Goal Setting: Being S.M.A.R.T. Made Simple!
Updated: Oct 12
As we started this series, we considered why resolutions fail and how turning them into actionable goals helps us stay on track. Now let’s look at the process of goal setting itself. We are sure you remember the SMART mnemonic for goals, and we don’t blame you for resenting it just a little bit. However, the mnemonic sticks because it works.
Goal Setting: The How
Picking up from where we left off, let’s look at one area where many of us may feel like we are falling behind. Relationships. Take heart in knowing that at some point, we all do. The intent now is not to dwell on the ‘why’ but to work on the ‘how’. So that’s what we will do.
Some of your model statements may have looked like this: “I want to take out more time for my family.” “I want us all to have one meal together every day.” “We have been traveling a lot lately. I want to set time aside for us to bond every week.” “My spouse and I don’t agree on stuff these days. I want to work on our relationship.” “I am having trouble adjusting to the new boss. I want to break the ice.”
The reason we are deep-diving into relationships is that they are the trickiest to get right, not least because they often involve another person. Your statements in your chosen area of focus may be a variation of some of these examples. If you don’t already have a proactive sentence, such as ‘I want to break the ice,’ add that in now.
Goal Setting SMARTly
Now, back to our trusted friend, the SMART mnemonic. Continuing from the breaking the ice with the boss example,
My goal is Specific– I know the other person (boss), and I know what I want to do (break the ice).
My goal is Measurable– This can be tricky for such goals. However, observing, say, the number of days you go to work in peace could be a good measure.

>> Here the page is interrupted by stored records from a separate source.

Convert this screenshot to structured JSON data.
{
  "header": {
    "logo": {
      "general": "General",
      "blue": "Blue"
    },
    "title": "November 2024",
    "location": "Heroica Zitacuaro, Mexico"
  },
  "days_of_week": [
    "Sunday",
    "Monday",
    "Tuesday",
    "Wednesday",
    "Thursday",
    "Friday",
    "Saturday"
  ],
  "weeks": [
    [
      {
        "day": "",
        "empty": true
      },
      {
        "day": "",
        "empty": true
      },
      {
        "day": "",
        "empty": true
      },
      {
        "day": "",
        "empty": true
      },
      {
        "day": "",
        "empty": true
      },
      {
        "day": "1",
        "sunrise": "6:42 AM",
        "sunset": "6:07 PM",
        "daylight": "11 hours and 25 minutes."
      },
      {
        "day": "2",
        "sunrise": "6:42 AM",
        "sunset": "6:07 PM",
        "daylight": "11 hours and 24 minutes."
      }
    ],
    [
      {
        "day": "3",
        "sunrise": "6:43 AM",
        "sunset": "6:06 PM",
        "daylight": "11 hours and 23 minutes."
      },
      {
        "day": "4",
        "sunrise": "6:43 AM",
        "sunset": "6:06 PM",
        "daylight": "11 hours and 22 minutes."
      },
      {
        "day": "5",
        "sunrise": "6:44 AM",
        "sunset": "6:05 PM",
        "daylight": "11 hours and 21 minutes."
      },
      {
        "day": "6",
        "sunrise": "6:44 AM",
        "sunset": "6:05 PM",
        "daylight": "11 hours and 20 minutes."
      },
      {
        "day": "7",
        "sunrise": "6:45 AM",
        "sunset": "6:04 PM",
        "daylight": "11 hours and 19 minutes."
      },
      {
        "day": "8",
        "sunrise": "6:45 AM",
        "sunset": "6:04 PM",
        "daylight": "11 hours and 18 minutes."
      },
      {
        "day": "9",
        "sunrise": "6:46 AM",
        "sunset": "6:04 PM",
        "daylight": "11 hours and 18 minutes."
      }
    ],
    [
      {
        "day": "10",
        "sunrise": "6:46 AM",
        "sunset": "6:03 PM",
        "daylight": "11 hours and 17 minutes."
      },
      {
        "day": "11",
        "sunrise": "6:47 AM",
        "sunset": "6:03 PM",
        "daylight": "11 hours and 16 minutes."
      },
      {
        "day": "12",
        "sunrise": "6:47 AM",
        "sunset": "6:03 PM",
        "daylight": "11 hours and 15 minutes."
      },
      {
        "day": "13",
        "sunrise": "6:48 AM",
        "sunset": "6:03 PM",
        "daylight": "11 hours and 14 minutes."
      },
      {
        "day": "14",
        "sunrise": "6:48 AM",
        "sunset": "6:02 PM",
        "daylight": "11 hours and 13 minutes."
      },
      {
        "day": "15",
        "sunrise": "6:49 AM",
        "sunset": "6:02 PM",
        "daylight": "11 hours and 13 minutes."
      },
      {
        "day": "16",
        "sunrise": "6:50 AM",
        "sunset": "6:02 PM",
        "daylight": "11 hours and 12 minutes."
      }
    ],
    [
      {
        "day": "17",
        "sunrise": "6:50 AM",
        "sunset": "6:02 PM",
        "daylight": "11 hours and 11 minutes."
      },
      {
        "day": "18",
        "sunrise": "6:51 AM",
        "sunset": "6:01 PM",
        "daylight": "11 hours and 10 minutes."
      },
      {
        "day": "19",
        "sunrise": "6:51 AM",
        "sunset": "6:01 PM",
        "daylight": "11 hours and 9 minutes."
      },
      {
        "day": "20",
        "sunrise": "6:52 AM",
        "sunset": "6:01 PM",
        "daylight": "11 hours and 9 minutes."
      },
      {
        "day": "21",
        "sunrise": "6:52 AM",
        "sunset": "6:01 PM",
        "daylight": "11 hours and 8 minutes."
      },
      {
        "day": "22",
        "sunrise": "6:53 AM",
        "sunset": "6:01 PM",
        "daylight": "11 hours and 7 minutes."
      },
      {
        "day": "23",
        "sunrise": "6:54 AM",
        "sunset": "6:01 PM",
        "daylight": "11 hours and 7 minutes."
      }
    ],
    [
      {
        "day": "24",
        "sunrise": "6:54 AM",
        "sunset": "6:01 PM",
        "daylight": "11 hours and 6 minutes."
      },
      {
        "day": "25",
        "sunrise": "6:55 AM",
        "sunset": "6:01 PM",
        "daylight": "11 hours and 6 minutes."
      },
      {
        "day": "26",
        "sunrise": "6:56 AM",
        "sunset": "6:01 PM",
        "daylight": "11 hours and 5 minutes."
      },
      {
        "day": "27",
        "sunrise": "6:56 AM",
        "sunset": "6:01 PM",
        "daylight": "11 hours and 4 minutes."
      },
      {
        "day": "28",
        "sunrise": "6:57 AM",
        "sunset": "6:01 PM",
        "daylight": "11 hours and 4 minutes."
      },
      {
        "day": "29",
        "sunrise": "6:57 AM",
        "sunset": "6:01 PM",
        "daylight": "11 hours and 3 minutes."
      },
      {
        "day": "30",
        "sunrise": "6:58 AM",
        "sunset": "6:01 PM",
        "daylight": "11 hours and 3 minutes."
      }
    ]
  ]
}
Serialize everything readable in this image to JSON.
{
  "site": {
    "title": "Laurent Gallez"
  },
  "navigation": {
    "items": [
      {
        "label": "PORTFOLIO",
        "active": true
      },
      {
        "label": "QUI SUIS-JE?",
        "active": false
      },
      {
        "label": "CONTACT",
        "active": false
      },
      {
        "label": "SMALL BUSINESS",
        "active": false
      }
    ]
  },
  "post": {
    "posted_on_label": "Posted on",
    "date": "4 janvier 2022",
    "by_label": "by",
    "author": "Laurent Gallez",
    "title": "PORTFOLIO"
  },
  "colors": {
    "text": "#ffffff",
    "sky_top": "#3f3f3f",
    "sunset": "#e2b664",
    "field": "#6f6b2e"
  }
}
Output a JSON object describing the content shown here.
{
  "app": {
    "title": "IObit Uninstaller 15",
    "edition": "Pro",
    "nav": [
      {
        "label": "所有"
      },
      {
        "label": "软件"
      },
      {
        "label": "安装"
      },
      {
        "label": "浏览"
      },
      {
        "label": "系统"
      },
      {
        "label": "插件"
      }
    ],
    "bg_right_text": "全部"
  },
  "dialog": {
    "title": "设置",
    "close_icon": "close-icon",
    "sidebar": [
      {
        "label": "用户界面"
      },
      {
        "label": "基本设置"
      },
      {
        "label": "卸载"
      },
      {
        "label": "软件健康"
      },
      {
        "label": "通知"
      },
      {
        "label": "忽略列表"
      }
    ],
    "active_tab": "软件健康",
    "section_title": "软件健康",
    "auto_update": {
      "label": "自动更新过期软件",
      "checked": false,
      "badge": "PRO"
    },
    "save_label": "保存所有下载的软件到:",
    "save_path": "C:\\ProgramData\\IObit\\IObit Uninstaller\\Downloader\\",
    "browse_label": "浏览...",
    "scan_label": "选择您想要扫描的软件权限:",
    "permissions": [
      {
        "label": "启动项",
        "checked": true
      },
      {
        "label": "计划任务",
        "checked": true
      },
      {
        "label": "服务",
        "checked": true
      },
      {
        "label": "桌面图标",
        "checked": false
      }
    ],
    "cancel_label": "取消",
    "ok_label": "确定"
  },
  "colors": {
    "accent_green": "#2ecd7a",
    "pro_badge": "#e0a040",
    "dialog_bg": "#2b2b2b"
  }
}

My goal is Achievable– you have not given your boss a grave reason to hate you forever, and with time, you see the relationship improving.
My goal is Relevant (or Realistic) – breaking the ice with the boss helps set me up for more collaboration, peaceful workdays and improves my overall job satisfaction.
Indeed, these are generic solutions to generic problems, but the aim is to show you that every conflict can be resolved with action. It is also important to note that your resolution may have nothing to do with the conflict at all. Simple examples such as wanting to spend time with family can also be broken down into similar outcomes.
What this exercise does is help you see your goal, not as a huge mountain to scale but a set of small steps that you can climb consistently.
Creating Action Steps
The next step is to come up with action items. This step is intricately tied in with the ‘why’ of the problem.
Why are you having trouble adjusting to the new boss?
Perhaps you come from different schools of thought and have different ideas- a common problem in high-performance teams. Action item: Try and see your boss’s perspective and make an effort to understand where they are coming from. This way, your ideas can clash more productively!
Perhaps it is more personal- they think the previous leader unfairly rewarded you and want you to earn your bread. Action Item: Invite your boss to a semi-formal gathering and introduce them to your life.
Maybe, you did not get off on the right footing, and now your boss doesn’t believe in or understand your potential. Action Item: Schedule a one-on-one interaction with them and share your previous work and credentials.
Indeed, these are generic solutions to generic problems, but the aim is to show you that every conflict can be resolved with action. It is also important to note that your resolution may have nothing to do with conflict at all. Simple examples such as wanting to spend time with family can also be broken down into similar outcomes.
How are you going about prioritizing your goals for this year? What is the driving force for sticking to them?